> DATA
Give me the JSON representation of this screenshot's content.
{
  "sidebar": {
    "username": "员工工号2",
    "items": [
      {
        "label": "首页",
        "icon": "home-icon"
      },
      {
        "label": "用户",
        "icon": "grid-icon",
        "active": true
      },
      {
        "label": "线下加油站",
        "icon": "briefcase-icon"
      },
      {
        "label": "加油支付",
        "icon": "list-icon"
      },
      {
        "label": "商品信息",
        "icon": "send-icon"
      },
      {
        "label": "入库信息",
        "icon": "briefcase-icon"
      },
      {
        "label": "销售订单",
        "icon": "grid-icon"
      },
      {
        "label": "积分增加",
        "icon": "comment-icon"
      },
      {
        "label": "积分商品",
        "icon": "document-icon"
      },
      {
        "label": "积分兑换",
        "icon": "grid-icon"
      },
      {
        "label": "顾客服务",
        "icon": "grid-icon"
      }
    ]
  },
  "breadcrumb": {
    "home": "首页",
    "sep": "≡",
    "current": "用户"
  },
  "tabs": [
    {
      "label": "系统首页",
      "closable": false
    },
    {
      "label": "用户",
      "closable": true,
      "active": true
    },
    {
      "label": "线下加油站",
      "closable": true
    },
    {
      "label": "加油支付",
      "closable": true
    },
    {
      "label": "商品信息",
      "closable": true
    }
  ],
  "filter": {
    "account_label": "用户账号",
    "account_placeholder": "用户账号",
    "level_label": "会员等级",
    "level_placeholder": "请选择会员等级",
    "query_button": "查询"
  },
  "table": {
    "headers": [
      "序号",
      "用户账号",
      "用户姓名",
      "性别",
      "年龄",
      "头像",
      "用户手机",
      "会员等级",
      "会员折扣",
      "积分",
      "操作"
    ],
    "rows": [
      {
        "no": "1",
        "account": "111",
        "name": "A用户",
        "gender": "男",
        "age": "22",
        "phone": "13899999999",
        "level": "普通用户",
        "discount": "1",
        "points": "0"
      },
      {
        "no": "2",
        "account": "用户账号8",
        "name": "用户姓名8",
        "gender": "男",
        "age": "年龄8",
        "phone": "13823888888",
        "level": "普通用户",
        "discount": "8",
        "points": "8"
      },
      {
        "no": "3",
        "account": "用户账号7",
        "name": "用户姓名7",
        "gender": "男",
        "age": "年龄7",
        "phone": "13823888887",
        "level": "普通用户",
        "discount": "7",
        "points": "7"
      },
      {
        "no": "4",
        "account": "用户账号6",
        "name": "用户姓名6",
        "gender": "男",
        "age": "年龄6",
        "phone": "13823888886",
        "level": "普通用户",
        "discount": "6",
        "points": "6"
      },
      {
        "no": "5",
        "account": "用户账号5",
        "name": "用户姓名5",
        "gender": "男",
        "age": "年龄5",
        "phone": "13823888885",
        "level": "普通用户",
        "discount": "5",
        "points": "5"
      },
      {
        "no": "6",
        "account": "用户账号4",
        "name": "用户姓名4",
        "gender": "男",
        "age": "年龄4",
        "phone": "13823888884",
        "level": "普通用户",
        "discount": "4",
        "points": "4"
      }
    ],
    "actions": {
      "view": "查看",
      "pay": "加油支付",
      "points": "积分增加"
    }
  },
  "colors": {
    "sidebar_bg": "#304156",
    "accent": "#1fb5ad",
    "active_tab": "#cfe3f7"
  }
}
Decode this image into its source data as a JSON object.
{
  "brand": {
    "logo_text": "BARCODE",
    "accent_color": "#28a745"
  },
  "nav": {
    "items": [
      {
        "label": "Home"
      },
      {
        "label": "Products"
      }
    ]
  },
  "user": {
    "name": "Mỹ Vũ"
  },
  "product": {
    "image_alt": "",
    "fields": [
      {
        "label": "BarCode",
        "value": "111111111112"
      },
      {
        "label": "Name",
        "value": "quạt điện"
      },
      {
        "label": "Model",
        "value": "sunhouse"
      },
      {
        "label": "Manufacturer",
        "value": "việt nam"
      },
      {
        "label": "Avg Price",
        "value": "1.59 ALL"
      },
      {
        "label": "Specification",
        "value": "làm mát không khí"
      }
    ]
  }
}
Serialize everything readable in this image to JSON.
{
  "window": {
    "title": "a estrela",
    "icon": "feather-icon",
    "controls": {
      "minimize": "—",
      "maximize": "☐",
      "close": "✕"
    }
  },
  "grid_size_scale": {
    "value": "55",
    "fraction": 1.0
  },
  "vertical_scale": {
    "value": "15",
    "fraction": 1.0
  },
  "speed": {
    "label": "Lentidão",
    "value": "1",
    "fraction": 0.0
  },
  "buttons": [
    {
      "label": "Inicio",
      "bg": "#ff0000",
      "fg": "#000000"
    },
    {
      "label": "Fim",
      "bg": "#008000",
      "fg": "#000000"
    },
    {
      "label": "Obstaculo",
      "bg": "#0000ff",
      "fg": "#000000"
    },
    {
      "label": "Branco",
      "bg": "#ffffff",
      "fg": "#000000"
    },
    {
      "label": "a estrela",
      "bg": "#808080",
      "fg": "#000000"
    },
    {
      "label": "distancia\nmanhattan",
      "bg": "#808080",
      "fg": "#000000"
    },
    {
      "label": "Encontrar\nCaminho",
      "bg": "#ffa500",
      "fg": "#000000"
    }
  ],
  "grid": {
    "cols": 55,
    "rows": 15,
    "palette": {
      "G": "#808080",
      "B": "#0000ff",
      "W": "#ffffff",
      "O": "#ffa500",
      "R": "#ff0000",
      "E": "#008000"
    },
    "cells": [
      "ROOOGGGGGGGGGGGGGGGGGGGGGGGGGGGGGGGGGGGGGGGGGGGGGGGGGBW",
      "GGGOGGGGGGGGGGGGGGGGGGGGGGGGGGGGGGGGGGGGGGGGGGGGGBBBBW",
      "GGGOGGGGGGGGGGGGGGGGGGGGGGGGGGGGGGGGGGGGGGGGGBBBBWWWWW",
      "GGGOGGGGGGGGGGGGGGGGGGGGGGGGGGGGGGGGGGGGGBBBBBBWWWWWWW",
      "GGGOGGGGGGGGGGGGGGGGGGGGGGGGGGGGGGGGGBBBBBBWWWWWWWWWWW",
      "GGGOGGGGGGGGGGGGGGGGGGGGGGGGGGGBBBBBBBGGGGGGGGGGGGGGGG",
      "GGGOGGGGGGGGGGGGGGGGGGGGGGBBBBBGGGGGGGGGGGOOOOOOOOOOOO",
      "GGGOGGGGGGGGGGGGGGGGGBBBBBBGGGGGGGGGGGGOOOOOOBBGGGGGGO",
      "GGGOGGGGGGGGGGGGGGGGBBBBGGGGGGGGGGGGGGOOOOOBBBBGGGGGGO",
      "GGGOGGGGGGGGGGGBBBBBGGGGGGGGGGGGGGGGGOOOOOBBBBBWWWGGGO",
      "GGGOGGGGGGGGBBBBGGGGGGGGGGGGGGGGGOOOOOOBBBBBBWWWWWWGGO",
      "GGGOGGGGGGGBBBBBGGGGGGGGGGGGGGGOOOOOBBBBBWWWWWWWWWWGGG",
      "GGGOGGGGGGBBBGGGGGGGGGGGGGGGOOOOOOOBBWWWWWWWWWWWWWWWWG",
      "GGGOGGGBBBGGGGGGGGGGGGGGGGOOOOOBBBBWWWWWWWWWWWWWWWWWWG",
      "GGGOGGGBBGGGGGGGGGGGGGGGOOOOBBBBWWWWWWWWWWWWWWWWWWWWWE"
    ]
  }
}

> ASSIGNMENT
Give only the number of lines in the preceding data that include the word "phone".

> OUTPUT BELOW
6